**Exercise material**
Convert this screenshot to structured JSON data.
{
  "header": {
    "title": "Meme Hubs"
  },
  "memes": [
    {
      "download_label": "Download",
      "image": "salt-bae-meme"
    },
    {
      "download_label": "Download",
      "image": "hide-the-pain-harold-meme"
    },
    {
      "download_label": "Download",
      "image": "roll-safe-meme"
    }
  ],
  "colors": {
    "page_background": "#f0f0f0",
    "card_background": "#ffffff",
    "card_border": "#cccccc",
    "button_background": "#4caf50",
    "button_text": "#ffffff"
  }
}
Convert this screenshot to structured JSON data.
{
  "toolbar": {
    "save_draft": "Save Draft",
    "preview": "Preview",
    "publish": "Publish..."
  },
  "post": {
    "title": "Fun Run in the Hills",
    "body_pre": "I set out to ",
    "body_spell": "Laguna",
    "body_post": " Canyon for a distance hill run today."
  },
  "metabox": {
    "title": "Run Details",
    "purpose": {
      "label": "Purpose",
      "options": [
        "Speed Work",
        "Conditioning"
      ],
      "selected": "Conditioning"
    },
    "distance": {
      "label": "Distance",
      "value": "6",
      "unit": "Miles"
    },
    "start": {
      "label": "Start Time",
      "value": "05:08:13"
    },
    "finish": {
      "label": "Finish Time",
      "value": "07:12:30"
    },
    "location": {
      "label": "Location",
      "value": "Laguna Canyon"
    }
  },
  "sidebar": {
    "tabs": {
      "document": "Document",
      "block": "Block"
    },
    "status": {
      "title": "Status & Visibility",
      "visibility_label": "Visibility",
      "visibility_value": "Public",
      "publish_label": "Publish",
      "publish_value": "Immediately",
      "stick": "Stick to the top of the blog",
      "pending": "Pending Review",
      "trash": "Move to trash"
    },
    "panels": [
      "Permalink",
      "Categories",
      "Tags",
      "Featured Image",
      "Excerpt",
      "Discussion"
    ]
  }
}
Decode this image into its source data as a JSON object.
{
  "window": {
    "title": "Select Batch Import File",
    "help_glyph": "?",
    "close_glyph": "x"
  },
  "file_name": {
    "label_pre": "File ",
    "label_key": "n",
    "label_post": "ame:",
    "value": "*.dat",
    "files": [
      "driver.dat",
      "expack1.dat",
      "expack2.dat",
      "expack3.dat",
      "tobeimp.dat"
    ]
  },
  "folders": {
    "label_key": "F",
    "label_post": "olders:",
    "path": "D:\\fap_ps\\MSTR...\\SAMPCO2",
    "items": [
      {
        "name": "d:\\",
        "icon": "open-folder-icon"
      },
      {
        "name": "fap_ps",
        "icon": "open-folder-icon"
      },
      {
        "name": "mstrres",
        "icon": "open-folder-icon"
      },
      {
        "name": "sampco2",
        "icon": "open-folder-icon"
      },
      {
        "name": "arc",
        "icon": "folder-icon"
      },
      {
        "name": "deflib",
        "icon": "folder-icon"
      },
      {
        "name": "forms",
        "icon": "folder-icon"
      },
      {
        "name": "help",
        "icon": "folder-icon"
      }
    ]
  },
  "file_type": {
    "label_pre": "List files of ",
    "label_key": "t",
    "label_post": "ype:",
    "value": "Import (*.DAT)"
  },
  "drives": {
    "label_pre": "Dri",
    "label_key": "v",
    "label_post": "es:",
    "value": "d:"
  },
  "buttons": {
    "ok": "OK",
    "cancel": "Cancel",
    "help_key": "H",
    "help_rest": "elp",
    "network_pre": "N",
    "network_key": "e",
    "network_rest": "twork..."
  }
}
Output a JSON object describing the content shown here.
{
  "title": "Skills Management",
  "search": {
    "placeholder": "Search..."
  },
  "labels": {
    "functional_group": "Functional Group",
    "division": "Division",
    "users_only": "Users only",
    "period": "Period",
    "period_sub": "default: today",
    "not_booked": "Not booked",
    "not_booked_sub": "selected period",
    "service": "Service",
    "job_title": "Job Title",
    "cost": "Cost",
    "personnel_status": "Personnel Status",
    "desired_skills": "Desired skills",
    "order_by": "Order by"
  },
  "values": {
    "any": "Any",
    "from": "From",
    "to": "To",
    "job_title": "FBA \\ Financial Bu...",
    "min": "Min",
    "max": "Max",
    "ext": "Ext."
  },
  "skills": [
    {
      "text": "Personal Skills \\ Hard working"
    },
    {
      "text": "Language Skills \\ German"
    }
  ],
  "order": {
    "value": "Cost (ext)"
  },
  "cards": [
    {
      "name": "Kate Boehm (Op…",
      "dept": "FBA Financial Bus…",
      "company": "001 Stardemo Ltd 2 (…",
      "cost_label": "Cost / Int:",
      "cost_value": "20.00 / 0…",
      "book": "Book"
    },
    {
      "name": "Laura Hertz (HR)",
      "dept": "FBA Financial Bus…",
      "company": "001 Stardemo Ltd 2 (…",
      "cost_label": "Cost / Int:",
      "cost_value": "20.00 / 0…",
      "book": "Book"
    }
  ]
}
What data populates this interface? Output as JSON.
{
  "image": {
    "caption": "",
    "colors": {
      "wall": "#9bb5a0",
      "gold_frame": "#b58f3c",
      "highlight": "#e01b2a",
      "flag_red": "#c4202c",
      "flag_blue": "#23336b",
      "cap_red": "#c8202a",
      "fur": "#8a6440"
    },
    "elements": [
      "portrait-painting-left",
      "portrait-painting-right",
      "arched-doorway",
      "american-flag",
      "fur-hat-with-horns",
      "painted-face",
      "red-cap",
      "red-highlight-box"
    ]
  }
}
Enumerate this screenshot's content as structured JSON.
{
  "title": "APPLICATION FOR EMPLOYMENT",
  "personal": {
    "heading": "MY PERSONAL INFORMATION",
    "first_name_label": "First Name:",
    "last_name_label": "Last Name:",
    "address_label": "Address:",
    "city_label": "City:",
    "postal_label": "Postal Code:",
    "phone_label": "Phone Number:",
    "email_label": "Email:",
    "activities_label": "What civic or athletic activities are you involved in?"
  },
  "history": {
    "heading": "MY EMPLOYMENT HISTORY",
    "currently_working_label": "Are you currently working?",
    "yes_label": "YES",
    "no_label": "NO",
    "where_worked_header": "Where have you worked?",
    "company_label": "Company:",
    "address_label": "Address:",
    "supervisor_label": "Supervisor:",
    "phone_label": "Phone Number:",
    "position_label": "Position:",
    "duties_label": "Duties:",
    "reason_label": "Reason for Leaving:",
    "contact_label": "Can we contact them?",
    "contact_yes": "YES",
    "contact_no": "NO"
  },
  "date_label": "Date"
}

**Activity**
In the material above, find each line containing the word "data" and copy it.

**Solution to this task**
Convert this screenshot to structured JSON data.
Convert this screenshot to structured JSON data.
Decode this image into its source data as a JSON object.
What data populates this interface? Output as JSON.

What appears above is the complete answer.